**DATA TO USE:**

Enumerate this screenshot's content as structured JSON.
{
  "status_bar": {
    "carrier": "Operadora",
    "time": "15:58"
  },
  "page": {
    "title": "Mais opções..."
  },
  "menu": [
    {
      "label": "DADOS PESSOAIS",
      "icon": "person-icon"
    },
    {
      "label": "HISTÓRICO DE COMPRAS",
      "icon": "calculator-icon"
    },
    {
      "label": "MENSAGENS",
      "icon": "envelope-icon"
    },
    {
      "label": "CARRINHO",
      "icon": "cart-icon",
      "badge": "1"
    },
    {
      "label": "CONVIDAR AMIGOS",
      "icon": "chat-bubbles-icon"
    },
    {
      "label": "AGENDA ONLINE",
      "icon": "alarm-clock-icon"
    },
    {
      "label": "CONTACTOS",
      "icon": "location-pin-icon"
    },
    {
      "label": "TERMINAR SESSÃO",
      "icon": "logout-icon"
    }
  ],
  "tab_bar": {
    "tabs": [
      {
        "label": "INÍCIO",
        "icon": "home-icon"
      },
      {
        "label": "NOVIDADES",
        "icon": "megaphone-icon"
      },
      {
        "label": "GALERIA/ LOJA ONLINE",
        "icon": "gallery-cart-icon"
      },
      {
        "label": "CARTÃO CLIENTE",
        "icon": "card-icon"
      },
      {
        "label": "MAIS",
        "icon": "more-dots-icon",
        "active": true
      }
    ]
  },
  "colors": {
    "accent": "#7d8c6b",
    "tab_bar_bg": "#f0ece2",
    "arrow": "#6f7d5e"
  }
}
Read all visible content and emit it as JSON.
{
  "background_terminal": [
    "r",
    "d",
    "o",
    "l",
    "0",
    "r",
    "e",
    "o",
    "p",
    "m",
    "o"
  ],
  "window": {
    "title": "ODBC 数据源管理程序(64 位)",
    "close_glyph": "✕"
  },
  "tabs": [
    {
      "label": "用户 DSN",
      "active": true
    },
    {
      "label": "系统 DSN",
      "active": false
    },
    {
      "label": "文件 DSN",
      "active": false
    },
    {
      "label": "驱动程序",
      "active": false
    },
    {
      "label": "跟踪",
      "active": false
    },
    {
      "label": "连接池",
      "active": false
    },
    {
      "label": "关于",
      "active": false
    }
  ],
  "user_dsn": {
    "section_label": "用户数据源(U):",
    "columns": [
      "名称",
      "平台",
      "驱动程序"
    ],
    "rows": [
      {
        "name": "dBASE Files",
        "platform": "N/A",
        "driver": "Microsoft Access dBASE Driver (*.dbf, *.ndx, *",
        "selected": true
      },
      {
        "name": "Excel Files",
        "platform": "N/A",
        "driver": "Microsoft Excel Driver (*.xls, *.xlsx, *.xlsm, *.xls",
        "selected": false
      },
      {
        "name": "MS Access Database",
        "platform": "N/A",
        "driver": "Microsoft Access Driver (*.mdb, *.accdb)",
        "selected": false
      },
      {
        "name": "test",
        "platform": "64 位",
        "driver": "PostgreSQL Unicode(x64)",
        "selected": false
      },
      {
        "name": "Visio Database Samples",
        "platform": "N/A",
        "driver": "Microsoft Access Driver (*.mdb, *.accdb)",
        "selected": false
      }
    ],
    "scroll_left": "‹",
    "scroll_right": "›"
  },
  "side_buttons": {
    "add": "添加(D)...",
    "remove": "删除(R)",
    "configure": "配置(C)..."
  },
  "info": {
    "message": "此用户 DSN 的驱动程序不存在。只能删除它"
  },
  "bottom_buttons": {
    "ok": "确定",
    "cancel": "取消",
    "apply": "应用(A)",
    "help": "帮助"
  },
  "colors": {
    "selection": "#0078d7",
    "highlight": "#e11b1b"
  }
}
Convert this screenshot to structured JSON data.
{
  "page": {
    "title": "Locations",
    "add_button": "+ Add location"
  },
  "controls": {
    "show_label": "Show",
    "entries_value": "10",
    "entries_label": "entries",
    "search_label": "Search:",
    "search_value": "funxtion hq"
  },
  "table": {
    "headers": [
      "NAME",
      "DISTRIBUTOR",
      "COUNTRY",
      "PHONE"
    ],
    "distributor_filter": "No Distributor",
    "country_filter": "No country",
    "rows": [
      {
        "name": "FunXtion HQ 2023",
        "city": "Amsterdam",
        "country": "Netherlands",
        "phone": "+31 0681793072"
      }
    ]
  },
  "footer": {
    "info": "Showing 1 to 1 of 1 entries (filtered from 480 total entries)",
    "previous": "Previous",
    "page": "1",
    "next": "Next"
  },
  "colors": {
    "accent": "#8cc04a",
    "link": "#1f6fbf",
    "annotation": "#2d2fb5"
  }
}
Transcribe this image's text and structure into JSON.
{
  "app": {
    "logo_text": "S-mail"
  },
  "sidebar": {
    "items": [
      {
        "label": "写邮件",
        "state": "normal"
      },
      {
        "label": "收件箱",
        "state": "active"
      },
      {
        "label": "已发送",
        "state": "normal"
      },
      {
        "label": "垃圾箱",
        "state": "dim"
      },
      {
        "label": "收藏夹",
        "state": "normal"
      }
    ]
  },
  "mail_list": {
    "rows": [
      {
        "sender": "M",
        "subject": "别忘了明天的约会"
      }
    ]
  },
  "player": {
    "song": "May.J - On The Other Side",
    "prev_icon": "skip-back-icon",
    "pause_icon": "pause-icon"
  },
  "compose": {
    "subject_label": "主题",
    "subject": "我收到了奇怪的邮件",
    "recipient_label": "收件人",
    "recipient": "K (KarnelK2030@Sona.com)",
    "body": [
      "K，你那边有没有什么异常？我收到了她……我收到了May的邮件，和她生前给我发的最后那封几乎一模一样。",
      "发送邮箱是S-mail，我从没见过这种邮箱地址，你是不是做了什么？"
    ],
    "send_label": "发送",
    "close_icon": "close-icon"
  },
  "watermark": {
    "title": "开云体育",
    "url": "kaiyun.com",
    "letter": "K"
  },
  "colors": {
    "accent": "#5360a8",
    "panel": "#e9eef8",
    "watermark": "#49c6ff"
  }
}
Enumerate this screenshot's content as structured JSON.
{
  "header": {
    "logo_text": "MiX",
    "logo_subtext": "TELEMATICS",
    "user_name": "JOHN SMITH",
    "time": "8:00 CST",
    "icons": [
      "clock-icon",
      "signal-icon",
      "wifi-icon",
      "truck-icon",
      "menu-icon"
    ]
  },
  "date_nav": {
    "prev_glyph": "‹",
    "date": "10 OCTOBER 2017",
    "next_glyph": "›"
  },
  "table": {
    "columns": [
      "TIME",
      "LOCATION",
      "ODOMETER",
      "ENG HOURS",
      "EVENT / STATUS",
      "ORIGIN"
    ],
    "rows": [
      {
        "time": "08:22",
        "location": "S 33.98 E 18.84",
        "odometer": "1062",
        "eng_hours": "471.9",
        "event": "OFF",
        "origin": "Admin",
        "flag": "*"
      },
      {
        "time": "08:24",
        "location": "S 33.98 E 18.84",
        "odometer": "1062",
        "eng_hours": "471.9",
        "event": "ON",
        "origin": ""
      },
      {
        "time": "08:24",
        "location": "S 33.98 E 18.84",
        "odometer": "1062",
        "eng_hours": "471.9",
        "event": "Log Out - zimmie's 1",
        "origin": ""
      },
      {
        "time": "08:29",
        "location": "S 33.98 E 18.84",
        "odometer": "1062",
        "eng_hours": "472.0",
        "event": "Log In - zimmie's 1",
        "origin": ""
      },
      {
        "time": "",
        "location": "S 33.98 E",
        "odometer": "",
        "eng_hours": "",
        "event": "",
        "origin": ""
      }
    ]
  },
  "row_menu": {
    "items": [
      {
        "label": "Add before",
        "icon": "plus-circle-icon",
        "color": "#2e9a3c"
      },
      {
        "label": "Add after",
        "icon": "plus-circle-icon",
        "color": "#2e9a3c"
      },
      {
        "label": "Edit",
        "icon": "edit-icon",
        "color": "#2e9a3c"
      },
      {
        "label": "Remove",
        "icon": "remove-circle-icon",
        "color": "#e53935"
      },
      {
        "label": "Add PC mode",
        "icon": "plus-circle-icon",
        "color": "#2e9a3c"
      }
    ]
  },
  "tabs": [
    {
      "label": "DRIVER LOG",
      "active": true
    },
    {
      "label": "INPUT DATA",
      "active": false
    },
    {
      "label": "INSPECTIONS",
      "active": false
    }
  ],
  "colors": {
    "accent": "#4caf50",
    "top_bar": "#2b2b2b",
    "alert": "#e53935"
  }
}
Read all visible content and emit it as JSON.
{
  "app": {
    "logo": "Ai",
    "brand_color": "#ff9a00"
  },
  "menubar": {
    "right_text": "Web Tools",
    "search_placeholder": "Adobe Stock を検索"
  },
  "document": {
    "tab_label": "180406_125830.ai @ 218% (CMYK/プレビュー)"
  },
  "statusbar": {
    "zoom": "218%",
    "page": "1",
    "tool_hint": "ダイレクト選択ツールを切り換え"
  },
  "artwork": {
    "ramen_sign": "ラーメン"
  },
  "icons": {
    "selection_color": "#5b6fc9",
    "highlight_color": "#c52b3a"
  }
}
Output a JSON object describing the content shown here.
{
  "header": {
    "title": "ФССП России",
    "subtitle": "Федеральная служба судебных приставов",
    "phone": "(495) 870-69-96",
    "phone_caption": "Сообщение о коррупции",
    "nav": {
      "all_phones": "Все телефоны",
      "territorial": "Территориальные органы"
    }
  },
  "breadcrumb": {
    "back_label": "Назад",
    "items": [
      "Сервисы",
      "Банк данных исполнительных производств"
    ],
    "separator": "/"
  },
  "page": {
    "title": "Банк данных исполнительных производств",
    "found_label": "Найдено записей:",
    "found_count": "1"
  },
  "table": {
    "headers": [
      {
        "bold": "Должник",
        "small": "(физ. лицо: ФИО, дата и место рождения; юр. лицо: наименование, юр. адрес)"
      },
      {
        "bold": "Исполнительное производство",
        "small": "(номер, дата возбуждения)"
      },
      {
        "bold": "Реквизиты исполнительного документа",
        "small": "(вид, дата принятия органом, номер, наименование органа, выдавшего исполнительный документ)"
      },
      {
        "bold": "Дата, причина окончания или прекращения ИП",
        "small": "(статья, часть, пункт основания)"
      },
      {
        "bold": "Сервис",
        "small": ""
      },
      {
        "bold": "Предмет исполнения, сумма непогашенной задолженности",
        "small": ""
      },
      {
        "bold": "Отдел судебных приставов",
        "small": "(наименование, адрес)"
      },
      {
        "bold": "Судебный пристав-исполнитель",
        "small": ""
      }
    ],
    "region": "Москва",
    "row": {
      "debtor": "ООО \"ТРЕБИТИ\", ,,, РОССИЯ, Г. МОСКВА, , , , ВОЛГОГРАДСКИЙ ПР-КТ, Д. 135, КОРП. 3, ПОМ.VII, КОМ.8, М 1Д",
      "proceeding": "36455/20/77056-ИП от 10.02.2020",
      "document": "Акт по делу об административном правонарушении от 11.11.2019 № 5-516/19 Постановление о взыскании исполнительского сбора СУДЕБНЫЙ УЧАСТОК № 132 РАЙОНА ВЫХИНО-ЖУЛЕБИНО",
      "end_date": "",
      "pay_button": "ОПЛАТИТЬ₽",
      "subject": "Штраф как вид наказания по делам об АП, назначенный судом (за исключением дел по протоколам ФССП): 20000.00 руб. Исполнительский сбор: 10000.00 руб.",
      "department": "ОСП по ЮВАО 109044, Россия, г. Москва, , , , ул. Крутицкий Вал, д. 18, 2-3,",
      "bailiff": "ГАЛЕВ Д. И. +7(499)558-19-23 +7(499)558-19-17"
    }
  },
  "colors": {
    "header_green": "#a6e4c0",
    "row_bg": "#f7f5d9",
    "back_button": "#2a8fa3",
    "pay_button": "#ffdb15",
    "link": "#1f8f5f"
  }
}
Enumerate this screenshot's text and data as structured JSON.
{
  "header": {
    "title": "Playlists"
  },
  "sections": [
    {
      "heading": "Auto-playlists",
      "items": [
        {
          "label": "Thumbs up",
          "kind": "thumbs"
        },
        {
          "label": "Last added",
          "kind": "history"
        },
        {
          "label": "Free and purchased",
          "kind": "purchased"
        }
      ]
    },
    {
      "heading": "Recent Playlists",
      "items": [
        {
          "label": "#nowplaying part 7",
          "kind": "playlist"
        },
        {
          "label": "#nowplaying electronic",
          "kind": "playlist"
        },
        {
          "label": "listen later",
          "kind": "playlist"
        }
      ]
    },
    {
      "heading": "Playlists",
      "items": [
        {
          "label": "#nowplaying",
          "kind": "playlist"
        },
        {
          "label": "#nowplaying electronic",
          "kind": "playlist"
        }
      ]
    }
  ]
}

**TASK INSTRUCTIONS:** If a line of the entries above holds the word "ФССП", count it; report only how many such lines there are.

**OUTPUT BELOW:** 2